Formula 1 vs Formula E
There's been plenty of scepticism about Formula E since the series launched, but it could teach Formula 1 a few lessons
Mansell versus Senna at Monaco in 1992. The rain-sodden BTCC feature race at Donington Park in ’98 (also featuring ‘Our Nige’). Button’s charge from the back at the 2011 Canadian GP. René Arnoux and Gilles Villeneuve bashing wheels at Dijon in 1979. Asked to name the greatest races of all time, most of you could probably reel off a similar list.
Mine would also include the final few laps of the 2016 Buenos Aires ePrix. Why? Sébastien Buemi on the charge of a lifetime, having started from the back of the grid. British driver Sam Bird fighting for rear grip as he defends a lead he’s had since the flag dropped. Both drivers with enough battery energy to drive flat-out to the finish.
‘My car last year was very overweight,’ Bird tells me. ‘And all that weight was at the rear and quite high up, which made for a very oversteery car...’ It wasn’t the only race last year that he fought with his car. ‘No matter what we did with the setup, after a couple of laps the weight came into effect, I’d overheat the rear tyres, and be sliding all over the place,’ he says. That came to a head at round 4 in Buenos Aires. Buemi’s on-board footage was incredible – Bird’s car stepping out of line at nearly every turn. There was more action in those final few laps than I’ve seen in F1 for years.

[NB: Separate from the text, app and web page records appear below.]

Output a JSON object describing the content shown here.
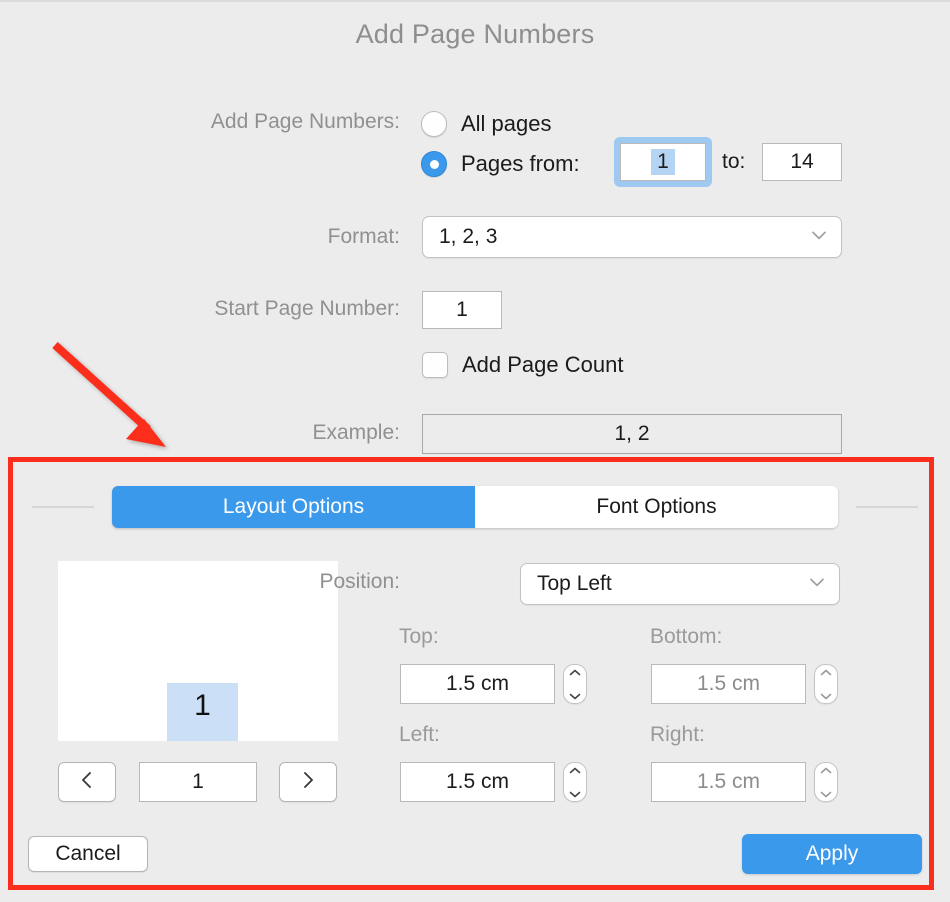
{
  "dialog": {
    "title": "Add Page Numbers"
  },
  "form": {
    "add_page_numbers_label": "Add Page Numbers:",
    "radio_all_pages": "All pages",
    "radio_pages_from": "Pages from:",
    "pages_from_value": "1",
    "to_label": "to:",
    "pages_to_value": "14",
    "format_label": "Format:",
    "format_value": "1, 2, 3",
    "start_page_number_label": "Start Page Number:",
    "start_page_number_value": "1",
    "add_page_count_label": "Add Page Count",
    "example_label": "Example:",
    "example_value": "1, 2"
  },
  "tabs": [
    {
      "label": "Layout Options",
      "active": true
    },
    {
      "label": "Font Options",
      "active": false
    }
  ],
  "preview": {
    "page_number_marker": "1",
    "page_field_value": "1",
    "prev_icon": "chevron-left-icon",
    "next_icon": "chevron-right-icon"
  },
  "layout_options": {
    "position_label": "Position:",
    "position_value": "Top Left",
    "top_label": "Top:",
    "top_value": "1.5 cm",
    "bottom_label": "Bottom:",
    "bottom_value": "1.5 cm",
    "left_label": "Left:",
    "left_value": "1.5 cm",
    "right_label": "Right:",
    "right_value": "1.5 cm"
  },
  "footer": {
    "cancel_label": "Cancel",
    "apply_label": "Apply"
  },
  "annotation": {
    "highlight_color": "#fb2d1c",
    "arrow_color": "#fb2d1c"
  },
  "colors": {
    "accent": "#3b99ec",
    "background": "#ececec",
    "label": "#909093",
    "title": "#8e8e90",
    "selection": "#b5d4f4",
    "preview_marker": "#cbdff7"
  }
}
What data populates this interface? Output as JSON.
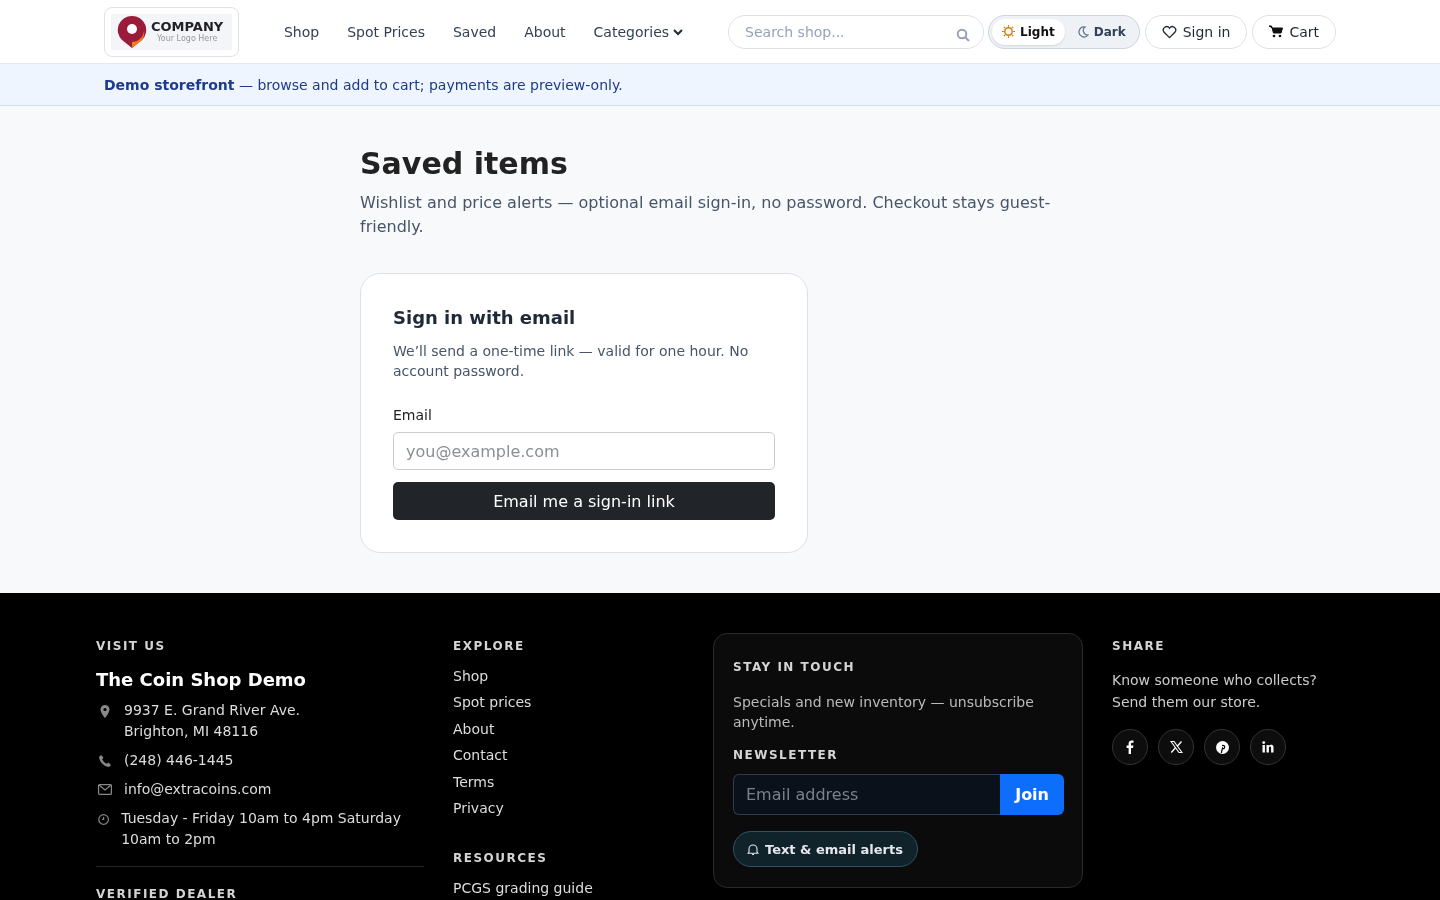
{
  "header": {
    "logo": {
      "name": "COMPANY",
      "tagline": "Your Logo Here"
    },
    "nav": [
      {
        "label": "Shop"
      },
      {
        "label": "Spot Prices"
      },
      {
        "label": "Saved"
      },
      {
        "label": "About"
      },
      {
        "label": "Categories",
        "kind": "dropdown"
      }
    ],
    "search": {
      "placeholder": "Search shop..."
    },
    "theme": [
      {
        "label": "Light",
        "kind": "sun",
        "selected": true
      },
      {
        "label": "Dark",
        "kind": "moon",
        "selected": false
      }
    ],
    "sign_in": "Sign in",
    "cart": "Cart"
  },
  "banner": {
    "strong": "Demo storefront",
    "text": "— browse and add to cart; payments are preview-only."
  },
  "page": {
    "title": "Saved items",
    "subtitle": "Wishlist and price alerts — optional email sign-in, no password. Checkout stays guest-friendly."
  },
  "card": {
    "title": "Sign in with email",
    "text": "We’ll send a one-time link — valid for one hour. No account password.",
    "label": "Email",
    "placeholder": "you@example.com",
    "button": "Email me a sign-in link"
  },
  "footer": {
    "visit": {
      "heading": "VISIT US",
      "name": "The Coin Shop Demo",
      "items": [
        {
          "kind": "pin",
          "lines": [
            "9937 E. Grand River Ave.",
            "Brighton, MI 48116"
          ]
        },
        {
          "kind": "phone",
          "lines": [
            "(248) 446-1445"
          ]
        },
        {
          "kind": "mail",
          "lines": [
            "info@extracoins.com"
          ]
        },
        {
          "kind": "clock",
          "lines": [
            "Tuesday - Friday 10am to 4pm Saturday 10am to 2pm"
          ]
        }
      ],
      "next_heading": "VERIFIED DEALER"
    },
    "explore": {
      "heading": "EXPLORE",
      "links": [
        "Shop",
        "Spot prices",
        "About",
        "Contact",
        "Terms",
        "Privacy"
      ],
      "resources_heading": "RESOURCES",
      "resources": [
        "PCGS grading guide"
      ]
    },
    "touch": {
      "heading": "STAY IN TOUCH",
      "text": "Specials and new inventory — unsubscribe anytime.",
      "newsletter": "NEWSLETTER",
      "placeholder": "Email address",
      "join": "Join",
      "alerts": "Text & email alerts"
    },
    "share": {
      "heading": "SHARE",
      "text": "Know someone who collects? Send them our store.",
      "icons": [
        {
          "kind": "facebook"
        },
        {
          "kind": "x"
        },
        {
          "kind": "pinterest"
        },
        {
          "kind": "linkedin"
        }
      ]
    }
  }
}
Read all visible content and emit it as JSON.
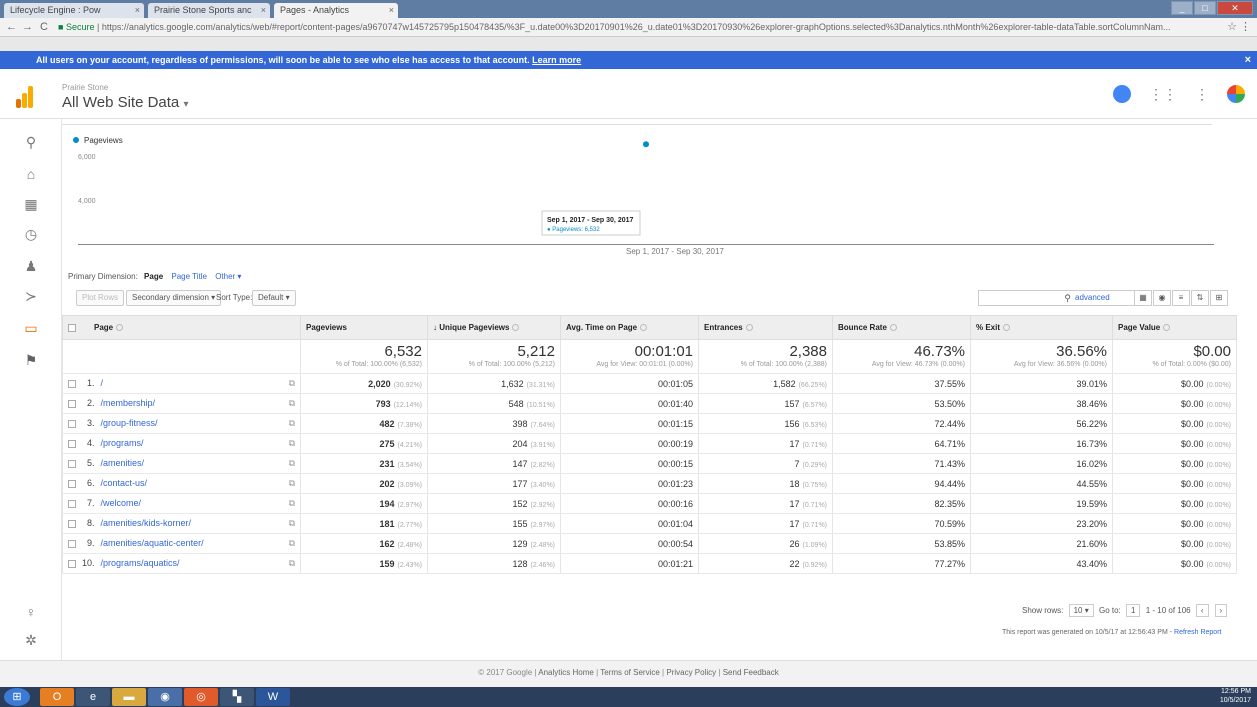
{
  "browser": {
    "tabs": [
      {
        "label": "Lifecycle Engine : Pow"
      },
      {
        "label": "Prairie Stone Sports anc"
      },
      {
        "label": "Pages - Analytics"
      }
    ],
    "tab_close": "×",
    "url_secure": "Secure",
    "url": "https://analytics.google.com/analytics/web/#report/content-pages/a9670747w145725795p150478435/%3F_u.date00%3D20170901%26_u.date01%3D20170930%26explorer-graphOptions.selected%3Danalytics.nthMonth%26explorer-table-dataTable.sortColumnNam..."
  },
  "notice": {
    "text": "All users on your account, regardless of permissions, will soon be able to see who else has access to that account.",
    "link": "Learn more",
    "close": "×"
  },
  "header": {
    "account_small": "Prairie Stone",
    "view_name": "All Web Site Data"
  },
  "chart": {
    "legend": "Pageviews",
    "ytick_high": "6,000",
    "ytick_low": "4,000",
    "tooltip_date": "Sep 1, 2017 - Sep 30, 2017",
    "tooltip_value": "● Pageviews: 6,532",
    "timeline_label": "Sep 1, 2017 - Sep 30, 2017"
  },
  "chart_data": {
    "type": "scatter",
    "x": [
      "Sep 1, 2017 - Sep 30, 2017"
    ],
    "series": [
      {
        "name": "Pageviews",
        "values": [
          6532
        ]
      }
    ],
    "yticks": [
      4000,
      6000
    ],
    "accent": "#058dc7"
  },
  "dimensions": {
    "label": "Primary Dimension:",
    "active": "Page",
    "page_title": "Page Title",
    "other": "Other ▾"
  },
  "toolbar": {
    "plot_rows": "Plot Rows",
    "secondary": "Secondary dimension ▾",
    "sort_label": "Sort Type:",
    "sort_value": "Default ▾",
    "advanced": "advanced"
  },
  "table": {
    "headers": [
      "Page",
      "Pageviews",
      "Unique Pageviews",
      "Avg. Time on Page",
      "Entrances",
      "Bounce Rate",
      "% Exit",
      "Page Value"
    ],
    "totals": {
      "pageviews": "6,532",
      "pageviews_sub": "% of Total: 100.00% (6,532)",
      "unique": "5,212",
      "unique_sub": "% of Total: 100.00% (5,212)",
      "time": "00:01:01",
      "time_sub": "Avg for View: 00:01:01 (0.00%)",
      "entrances": "2,388",
      "entrances_sub": "% of Total: 100.00% (2,388)",
      "bounce": "46.73%",
      "bounce_sub": "Avg for View: 46.73% (0.00%)",
      "exit": "36.56%",
      "exit_sub": "Avg for View: 36.56% (0.00%)",
      "value": "$0.00",
      "value_sub": "% of Total: 0.00% ($0.00)"
    },
    "rows": [
      {
        "idx": "1.",
        "page": "/",
        "pv": "2,020",
        "pv_pct": "(30.92%)",
        "upv": "1,632",
        "upv_pct": "(31.31%)",
        "time": "00:01:05",
        "ent": "1,582",
        "ent_pct": "(66.25%)",
        "bounce": "37.55%",
        "exit": "39.01%",
        "val": "$0.00",
        "val_pct": "(0.00%)"
      },
      {
        "idx": "2.",
        "page": "/membership/",
        "pv": "793",
        "pv_pct": "(12.14%)",
        "upv": "548",
        "upv_pct": "(10.51%)",
        "time": "00:01:40",
        "ent": "157",
        "ent_pct": "(6.57%)",
        "bounce": "53.50%",
        "exit": "38.46%",
        "val": "$0.00",
        "val_pct": "(0.00%)"
      },
      {
        "idx": "3.",
        "page": "/group-fitness/",
        "pv": "482",
        "pv_pct": "(7.38%)",
        "upv": "398",
        "upv_pct": "(7.64%)",
        "time": "00:01:15",
        "ent": "156",
        "ent_pct": "(6.53%)",
        "bounce": "72.44%",
        "exit": "56.22%",
        "val": "$0.00",
        "val_pct": "(0.00%)"
      },
      {
        "idx": "4.",
        "page": "/programs/",
        "pv": "275",
        "pv_pct": "(4.21%)",
        "upv": "204",
        "upv_pct": "(3.91%)",
        "time": "00:00:19",
        "ent": "17",
        "ent_pct": "(0.71%)",
        "bounce": "64.71%",
        "exit": "16.73%",
        "val": "$0.00",
        "val_pct": "(0.00%)"
      },
      {
        "idx": "5.",
        "page": "/amenities/",
        "pv": "231",
        "pv_pct": "(3.54%)",
        "upv": "147",
        "upv_pct": "(2.82%)",
        "time": "00:00:15",
        "ent": "7",
        "ent_pct": "(0.29%)",
        "bounce": "71.43%",
        "exit": "16.02%",
        "val": "$0.00",
        "val_pct": "(0.00%)"
      },
      {
        "idx": "6.",
        "page": "/contact-us/",
        "pv": "202",
        "pv_pct": "(3.09%)",
        "upv": "177",
        "upv_pct": "(3.40%)",
        "time": "00:01:23",
        "ent": "18",
        "ent_pct": "(0.75%)",
        "bounce": "94.44%",
        "exit": "44.55%",
        "val": "$0.00",
        "val_pct": "(0.00%)"
      },
      {
        "idx": "7.",
        "page": "/welcome/",
        "pv": "194",
        "pv_pct": "(2.97%)",
        "upv": "152",
        "upv_pct": "(2.92%)",
        "time": "00:00:16",
        "ent": "17",
        "ent_pct": "(0.71%)",
        "bounce": "82.35%",
        "exit": "19.59%",
        "val": "$0.00",
        "val_pct": "(0.00%)"
      },
      {
        "idx": "8.",
        "page": "/amenities/kids-korner/",
        "pv": "181",
        "pv_pct": "(2.77%)",
        "upv": "155",
        "upv_pct": "(2.97%)",
        "time": "00:01:04",
        "ent": "17",
        "ent_pct": "(0.71%)",
        "bounce": "70.59%",
        "exit": "23.20%",
        "val": "$0.00",
        "val_pct": "(0.00%)"
      },
      {
        "idx": "9.",
        "page": "/amenities/aquatic-center/",
        "pv": "162",
        "pv_pct": "(2.48%)",
        "upv": "129",
        "upv_pct": "(2.48%)",
        "time": "00:00:54",
        "ent": "26",
        "ent_pct": "(1.09%)",
        "bounce": "53.85%",
        "exit": "21.60%",
        "val": "$0.00",
        "val_pct": "(0.00%)"
      },
      {
        "idx": "10.",
        "page": "/programs/aquatics/",
        "pv": "159",
        "pv_pct": "(2.43%)",
        "upv": "128",
        "upv_pct": "(2.46%)",
        "time": "00:01:21",
        "ent": "22",
        "ent_pct": "(0.92%)",
        "bounce": "77.27%",
        "exit": "43.40%",
        "val": "$0.00",
        "val_pct": "(0.00%)"
      }
    ]
  },
  "pager": {
    "show_rows": "Show rows:",
    "rows_value": "10 ▾",
    "goto": "Go to:",
    "goto_value": "1",
    "range": "1 - 10 of 106",
    "prev": "‹",
    "next": "›"
  },
  "generated": {
    "text": "This report was generated on 10/5/17 at 12:56:43 PM -",
    "refresh": "Refresh Report"
  },
  "footer": {
    "copyright": "© 2017 Google |",
    "home": "Analytics Home",
    "terms": "Terms of Service",
    "privacy": "Privacy Policy",
    "feedback": "Send Feedback",
    "sep": "|"
  },
  "taskbar": {
    "time": "12:56 PM",
    "date": "10/5/2017"
  }
}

Some will scoff at including Formula E in a list of greatest anythings. You may already be turning the page. But do me a favour: seek out that Buenos Aires race. You won’t regret it. And the races (and qualifying) are held on Saturdays, so you can still enjoy a snooze at around 1pm each Sunday without missing any action. It might be difficult for petrolheads to marry the ideas of excitement and electric drivetrains, or motorsport without sound (Formula E does have sound, just not the kind we’re used to), but racing is racing and Formula E enjoys some of the best four-wheeled competition around right now.
Bird will tell you the same. As will the 19 drivers he competes against and rates highly. Higher than some in F1. I ask him the obvious question: if he got that call from Mercedes, or Red Bull, would Formula E be a distant memory?
‘No. I don’t have the £15million needed for a seat,’ he says. ‘That’s what’s great about Formula E – drivers are paid for their talent. It’s not just arrive and drive. Nobody is here because of sponsorship.’ That feeling of exasperation every time an F1 team hires a Maldonado with millions in sponsorship behind them? Not in Formula E: every driver is there on merit.
Also easy to appreciate is the appeal of a series where the cars are so closely matched. F1 is characterised by vast budgets and dominant teams exploiting loopholes in otherwise restrictive rules (think blown diffusers, or Mercedes’ split turbocharger), leading to stretches where previous winners don’t get a look-in – and low-budget backmarkers fall ever further behind. Formula E’s budgets are much lower, development more gradual. No team is leaps and bounds ahead, even if some – Renault e.dams, Audi Sport ABT Schaffler, DS Virgin Racing – have made greater progress than others. In a couple more seasons’ time we’ll see even greater changes, but the racing should remain close.
There are still problems to be ironed out. When pushed, Bird admits he’d like more performance, but that will come. They already make more power than during the 2014-15 season, using less energy. Eventually, battery technology will improve to the extent that the gimmicky car swapping will no longer be necessary.
Regardless, excitement levels will still be high. Formula E’s street-circuit approach works on many levels: silver-screen city backdrops; low grip (tyres and tarmac), bumpy surfaces that test the skill of the drivers; accessibility for spectators; and a real sense of jeopardy, since one mistake could end a driver’s race. Packed with character (and overtaking spots) they’re a real antidote to the soulless Tilke-designed ribbons F1 has long suffered. Better still, there’s interest in setting up tracks in ‘old’ markets like France, Italy, Germany, the UK and America, rather than government-backed outposts.
That Formula E cars aren’t as quick as those of some other single-seater series barely matters, as the close confines and even closer racing make the action look far more dramatic than it would on an open course with acres of friendly run-off. Anyone who has ever watched Formula Ford, or even Mini Se7ens, will realise that speed is less important to the racing spectacle than close competition. We’ll just have to get used to the noise...